Overall I think this album is just a stack of crap to make some money. The studio songs were pretty well done, considering the rest of the album. They should've just done an EP or something.


Songs I think they should've done instead: Slaughtered, Floods, Shedding Skin, and The Great Southern Trendkill.

Songs on here I actually enjoyed: Dom/Hollow, I'm Broken, Sandblasted Skin, and Suicide Note Part II, Where You Come From

I sometimes wonder if this is even live. - 50%

metalkyle9000, May 23rd, 2008

This is the live album that Pantera endorses. The reason I wonder if it is actually live is, 1. Pantera, at no point, gives the location, of where (or when) they are playing, and 2. There are actually two different shows being played on the same disk, but I'll delve into that later.

The song list consists of songs from Cowboys From Hell, Vulgar Display of Power, and Far Beyond Driven. Notice, no Power Metal, or anything else from their early years, in fact, the album booklet (actually a poster) doesn't even mention the albums. Nothing special about the songs here, as most of them sound like the studio versions. However, because it is a live album, they are not quite as flat (namely Walk), but that's expected when something is live.

Sadly, there is not enough variation of the live versions from their studio counterparts. The songs that are differnent are Walk, where the crowd finds out they are being filmed. The only real high point (in the live portion) of the album is Domination/Hollow, where Domination is cut down to the minute long base solo at the end.

Then we get into the two show deal. At the beginning of "I'm Broken", Phil says it's the last song of the night. Well, for that show, it is. However, after it fades away, a completely different show comes in and begins Cowboys From Hell. NOT a good move in my book. If you are trying to make a live album, don't make it look like you just slopped some shit together, put pictures of yourself perfoming, and then try and call it live.

Most of the other variations are just verbal rants by Phil, bragging about FBD becoming number one, and how the 'experts' don't like heavy music. Also, at the end of Cemetery Gates, it takes a full 90 seconds to try to convince their mostly angsty teen/redneck fanbase to play Fuckin' Hostile.

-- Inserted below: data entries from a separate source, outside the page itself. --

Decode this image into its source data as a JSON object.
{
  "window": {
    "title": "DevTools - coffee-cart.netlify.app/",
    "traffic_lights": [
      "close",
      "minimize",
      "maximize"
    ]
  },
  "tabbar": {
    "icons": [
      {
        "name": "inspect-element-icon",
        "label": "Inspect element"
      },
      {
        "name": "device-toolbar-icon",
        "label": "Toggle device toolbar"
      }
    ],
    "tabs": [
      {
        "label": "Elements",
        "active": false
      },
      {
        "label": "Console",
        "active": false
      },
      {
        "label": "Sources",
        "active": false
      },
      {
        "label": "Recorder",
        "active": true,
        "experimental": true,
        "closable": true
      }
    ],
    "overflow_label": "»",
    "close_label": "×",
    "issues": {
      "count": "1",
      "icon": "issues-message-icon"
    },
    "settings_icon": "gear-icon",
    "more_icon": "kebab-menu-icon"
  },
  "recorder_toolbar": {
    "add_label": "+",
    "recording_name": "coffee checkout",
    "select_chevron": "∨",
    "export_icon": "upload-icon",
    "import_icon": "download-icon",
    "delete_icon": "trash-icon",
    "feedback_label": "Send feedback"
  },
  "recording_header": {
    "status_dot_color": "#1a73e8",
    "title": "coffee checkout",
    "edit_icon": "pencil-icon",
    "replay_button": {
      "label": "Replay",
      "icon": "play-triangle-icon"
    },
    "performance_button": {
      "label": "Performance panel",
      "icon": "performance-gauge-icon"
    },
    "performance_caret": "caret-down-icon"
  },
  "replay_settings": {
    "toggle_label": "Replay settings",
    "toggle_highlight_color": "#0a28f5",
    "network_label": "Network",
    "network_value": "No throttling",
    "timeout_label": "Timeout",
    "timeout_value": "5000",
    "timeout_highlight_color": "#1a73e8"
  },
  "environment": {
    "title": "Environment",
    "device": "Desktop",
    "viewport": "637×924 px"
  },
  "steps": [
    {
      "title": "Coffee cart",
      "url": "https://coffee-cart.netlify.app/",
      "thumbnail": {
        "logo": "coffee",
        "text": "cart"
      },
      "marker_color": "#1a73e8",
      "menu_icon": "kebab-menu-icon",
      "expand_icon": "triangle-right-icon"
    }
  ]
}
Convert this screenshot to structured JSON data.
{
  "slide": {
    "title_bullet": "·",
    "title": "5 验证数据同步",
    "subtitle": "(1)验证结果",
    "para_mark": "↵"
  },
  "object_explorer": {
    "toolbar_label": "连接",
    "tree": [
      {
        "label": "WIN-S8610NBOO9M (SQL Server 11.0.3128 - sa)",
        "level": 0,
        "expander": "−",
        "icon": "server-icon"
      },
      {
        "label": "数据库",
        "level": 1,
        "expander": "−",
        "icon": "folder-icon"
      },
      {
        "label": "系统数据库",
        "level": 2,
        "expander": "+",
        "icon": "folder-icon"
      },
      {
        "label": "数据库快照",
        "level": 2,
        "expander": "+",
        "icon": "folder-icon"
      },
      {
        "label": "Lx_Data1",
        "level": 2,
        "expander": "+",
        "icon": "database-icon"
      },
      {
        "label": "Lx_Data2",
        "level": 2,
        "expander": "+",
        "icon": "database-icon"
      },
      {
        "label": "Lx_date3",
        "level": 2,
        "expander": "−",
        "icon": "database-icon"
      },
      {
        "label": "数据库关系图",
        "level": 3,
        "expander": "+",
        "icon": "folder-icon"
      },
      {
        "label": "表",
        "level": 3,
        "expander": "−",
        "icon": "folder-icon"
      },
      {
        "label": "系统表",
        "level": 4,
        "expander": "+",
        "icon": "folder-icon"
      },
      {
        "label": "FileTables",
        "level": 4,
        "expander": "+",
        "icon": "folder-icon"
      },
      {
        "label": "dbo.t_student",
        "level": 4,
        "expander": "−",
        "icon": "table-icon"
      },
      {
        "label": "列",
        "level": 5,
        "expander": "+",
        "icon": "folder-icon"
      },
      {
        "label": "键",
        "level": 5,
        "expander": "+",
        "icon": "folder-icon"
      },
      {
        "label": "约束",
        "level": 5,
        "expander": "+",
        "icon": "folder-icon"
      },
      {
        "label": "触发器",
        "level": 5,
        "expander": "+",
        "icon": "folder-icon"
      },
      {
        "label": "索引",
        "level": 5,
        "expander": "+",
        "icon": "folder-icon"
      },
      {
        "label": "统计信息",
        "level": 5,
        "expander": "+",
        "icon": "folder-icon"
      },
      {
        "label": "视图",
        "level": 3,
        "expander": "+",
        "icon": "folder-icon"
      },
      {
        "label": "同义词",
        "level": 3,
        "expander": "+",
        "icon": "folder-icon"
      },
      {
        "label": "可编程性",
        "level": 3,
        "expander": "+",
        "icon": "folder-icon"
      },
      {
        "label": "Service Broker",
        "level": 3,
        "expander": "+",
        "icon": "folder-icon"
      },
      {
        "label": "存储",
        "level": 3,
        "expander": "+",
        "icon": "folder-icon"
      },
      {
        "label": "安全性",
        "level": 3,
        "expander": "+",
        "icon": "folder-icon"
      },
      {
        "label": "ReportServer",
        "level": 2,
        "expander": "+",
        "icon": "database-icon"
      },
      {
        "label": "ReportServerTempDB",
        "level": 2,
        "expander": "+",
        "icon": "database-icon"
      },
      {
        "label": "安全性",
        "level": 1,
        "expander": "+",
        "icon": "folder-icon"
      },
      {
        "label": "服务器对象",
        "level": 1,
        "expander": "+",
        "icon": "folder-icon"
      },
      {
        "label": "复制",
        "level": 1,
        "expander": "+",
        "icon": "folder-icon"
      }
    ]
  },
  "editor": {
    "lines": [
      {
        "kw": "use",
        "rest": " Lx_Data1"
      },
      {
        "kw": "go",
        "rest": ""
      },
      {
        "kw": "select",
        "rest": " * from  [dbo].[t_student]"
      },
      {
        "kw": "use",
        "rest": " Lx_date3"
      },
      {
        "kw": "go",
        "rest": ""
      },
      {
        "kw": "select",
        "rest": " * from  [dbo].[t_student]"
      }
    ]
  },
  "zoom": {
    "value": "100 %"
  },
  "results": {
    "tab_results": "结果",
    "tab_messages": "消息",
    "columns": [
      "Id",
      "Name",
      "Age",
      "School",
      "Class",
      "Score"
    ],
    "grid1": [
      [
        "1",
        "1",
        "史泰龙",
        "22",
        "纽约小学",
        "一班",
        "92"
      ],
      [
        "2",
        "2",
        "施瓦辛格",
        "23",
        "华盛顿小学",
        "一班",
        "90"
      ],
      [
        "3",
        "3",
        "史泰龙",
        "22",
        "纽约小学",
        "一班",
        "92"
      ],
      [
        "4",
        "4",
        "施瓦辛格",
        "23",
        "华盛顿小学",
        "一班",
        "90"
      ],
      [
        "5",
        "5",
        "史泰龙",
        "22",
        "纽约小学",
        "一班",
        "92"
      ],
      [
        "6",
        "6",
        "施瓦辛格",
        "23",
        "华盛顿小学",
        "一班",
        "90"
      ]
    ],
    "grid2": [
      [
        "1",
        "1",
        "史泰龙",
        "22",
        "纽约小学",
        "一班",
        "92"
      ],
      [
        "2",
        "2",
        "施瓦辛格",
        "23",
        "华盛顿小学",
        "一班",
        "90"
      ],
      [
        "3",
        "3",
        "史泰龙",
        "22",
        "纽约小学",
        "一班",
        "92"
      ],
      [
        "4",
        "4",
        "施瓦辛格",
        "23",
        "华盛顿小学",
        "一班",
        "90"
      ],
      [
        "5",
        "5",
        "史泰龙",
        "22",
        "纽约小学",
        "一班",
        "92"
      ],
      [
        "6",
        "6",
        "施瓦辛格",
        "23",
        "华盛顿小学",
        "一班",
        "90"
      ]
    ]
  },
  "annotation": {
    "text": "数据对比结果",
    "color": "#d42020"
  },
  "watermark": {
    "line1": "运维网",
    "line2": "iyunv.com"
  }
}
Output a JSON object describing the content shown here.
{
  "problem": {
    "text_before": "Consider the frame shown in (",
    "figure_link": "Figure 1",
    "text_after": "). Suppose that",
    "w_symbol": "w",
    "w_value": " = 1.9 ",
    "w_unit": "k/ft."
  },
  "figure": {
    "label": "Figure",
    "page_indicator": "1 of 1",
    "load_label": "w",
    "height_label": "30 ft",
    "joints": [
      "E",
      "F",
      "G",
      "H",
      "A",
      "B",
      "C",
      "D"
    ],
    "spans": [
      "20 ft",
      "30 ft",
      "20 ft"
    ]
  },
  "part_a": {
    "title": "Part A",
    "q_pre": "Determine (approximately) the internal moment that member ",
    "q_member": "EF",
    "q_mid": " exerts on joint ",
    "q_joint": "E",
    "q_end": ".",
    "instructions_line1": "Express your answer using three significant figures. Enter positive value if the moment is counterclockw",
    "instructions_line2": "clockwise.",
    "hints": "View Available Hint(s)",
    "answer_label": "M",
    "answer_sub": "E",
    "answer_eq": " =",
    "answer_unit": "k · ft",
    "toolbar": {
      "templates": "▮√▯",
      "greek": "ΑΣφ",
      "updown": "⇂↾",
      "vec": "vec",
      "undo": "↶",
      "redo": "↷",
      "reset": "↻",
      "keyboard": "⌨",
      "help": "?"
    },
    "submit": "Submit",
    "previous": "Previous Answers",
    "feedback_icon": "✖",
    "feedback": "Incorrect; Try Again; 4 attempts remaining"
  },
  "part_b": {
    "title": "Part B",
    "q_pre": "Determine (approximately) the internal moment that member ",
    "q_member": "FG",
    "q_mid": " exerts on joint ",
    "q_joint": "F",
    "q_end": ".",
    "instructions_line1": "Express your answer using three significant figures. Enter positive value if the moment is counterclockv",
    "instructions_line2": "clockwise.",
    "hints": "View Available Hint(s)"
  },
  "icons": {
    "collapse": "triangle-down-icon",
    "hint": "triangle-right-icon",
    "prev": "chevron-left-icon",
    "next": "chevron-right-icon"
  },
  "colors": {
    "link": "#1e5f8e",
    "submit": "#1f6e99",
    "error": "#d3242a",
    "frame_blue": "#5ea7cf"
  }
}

The album also contains two bonus songs. The first one, Where You Come From, is alright, but not memorable. Plus it tends to drag on at just over five minutes. The second song, I Can't Hide, is actually fairly good, and gives the album fairly redeemable qualities. It's a mid-fast paced tempo thrash song with bass piece in the last 20 seconds of the song. By no means is it a masterpiece, but considering some of the other stuff on here, it's pretty good.

All in all, not a good album, but considering that Vinnie and Dimebag were probably three sheets to the wind on Blacktooth Grin when producing this, it's not a bad introduction to Pantera. If you are new to metal or Pantera, or if you are one of those angsty teen/redneck fanboys I talked of earlier, get it. Otherwise, you are wasting your time.